I still get anxiety when I visit Paradise. I go up there only occasionally, mostly to visit a friend who, thankfully, lives just off the main drag.
I’m all right if I stay on or near the Skyway, but I start white-knuckling when I venture deeper into some of the arterial streets and see lot after empty lot, everyday reminders of California’s deadliest and most destructive wildfire.
Before the Camp Fire, if you asked me to describe the Ridge, I’d probably talk about the spectacular views of Butte Creek Canyon from Bille Park; or Feather River Hospital’s popular maternity ward, the Birth Day Place, where I had my son; or Mendon’s Nursery and its amazing selection of plants and fountains.
But now, when the subject comes up, my mind goes straight to the blaze. What I witnessed the morning after the disaster haunts me to this day, three years later. I can only imagine what it’s like for those who drove through flames on Nov. 8, 2018. And considering we’ve since become the wildfire epicenter of the West—a phrase I’ve been calling Butte County in the wake of last year’s Bear/North Complex Fire and this summer’s seemingly endless Dixie Fire—it’s increasingly difficult to get beyond the trauma.
Aside from the psychological scars, many haven’t managed to get back to a place that resembles their previous life. In fact, some aren’t able to meet their basic needs. Over the past three years, CN&R reporter Ashiah Scharaga has written about the plight of such individuals. That includes people who ended up in temporary housing provided by the Federal Emergency Management Agency (see “Out of time”).
However, as of mid-September, that safety net is gone. I recently read a story in the Washington Post about the closure of the Chico FEMA camp off Hegan Lane. In it, the reporter chronicles one couple’s tragic last days in the trailer park. They were renters on the Ridge, so they didn’t get an insurance payout to re-establish themselves.
Life wasn’t easy before the fire, but it wasn’t the unmitigated nightmare that they’ve been experiencing post-blaze. The wife is severely disabled and her husband’s life is devoted to caring for her extensive needs. The couple’s adult children could help, but FEMA barred them from residing in the trailer due to some bureaucratic red tape. Their daughter is herself a survivor who is now living in a tent at the Comanche Creek homeless encampment in Chico.
Despite attempts to locate a new home, the couple found nowhere to go by FEMA’s move-out deadline. A good Samaritan paid for a week’s stay in a motel after they were turned out, but there was no plan beyond that.

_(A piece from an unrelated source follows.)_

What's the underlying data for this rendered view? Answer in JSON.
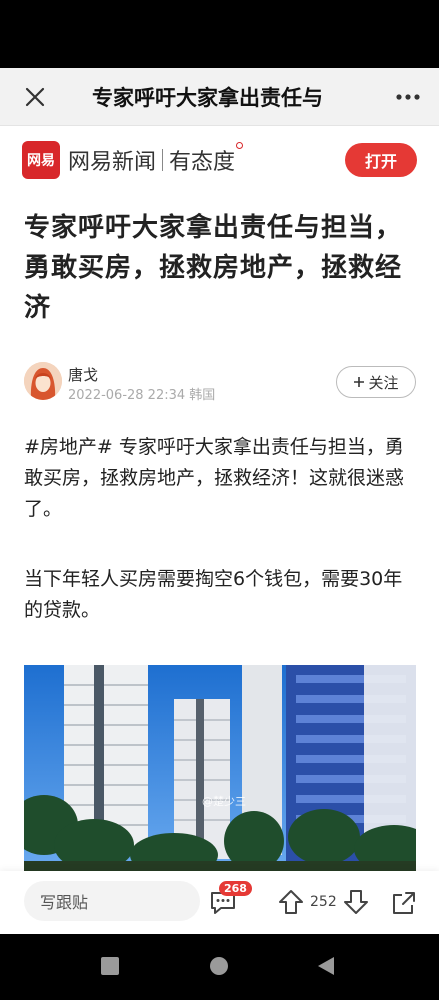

One of the things that struck me was that the government spent over $300,000 per trailer to establish the facility, an effort ostensibly to keep people from ending up on the streets, only to eventually cut its occupants loose into extremely uncertain futures. What a wasted opportunity.
I mean, think of what that amount of money could have done for the aforementioned couple and others like them. It literally could have bought them a home of their own outright. What a life-changing proposition that would have been.
I can hear naysayers now: “That’s not cool, I had to buy my own house.” Or, “Why should my tax dollars be used by the government to buy someone a home?”
My response: Why the hell not?
Seriously. Why not put the money toward permanent housing rather than spending the same amount for a temporary fix? In terms of whether these people deserve it, I’d argue they do. They survived the biggest disaster of 2018, have endured extreme trauma and uncertainty, and most likely have had years shaved off their lifespan.
This is just one lesson from the Camp Fire, but it’s important and ties right into the ethical and legal dilemma Chico finds itself in with the homeless population. The question is whether we’re ready to learn from it and allow the government to significantly help people who are struggling to keep a roof over their heads.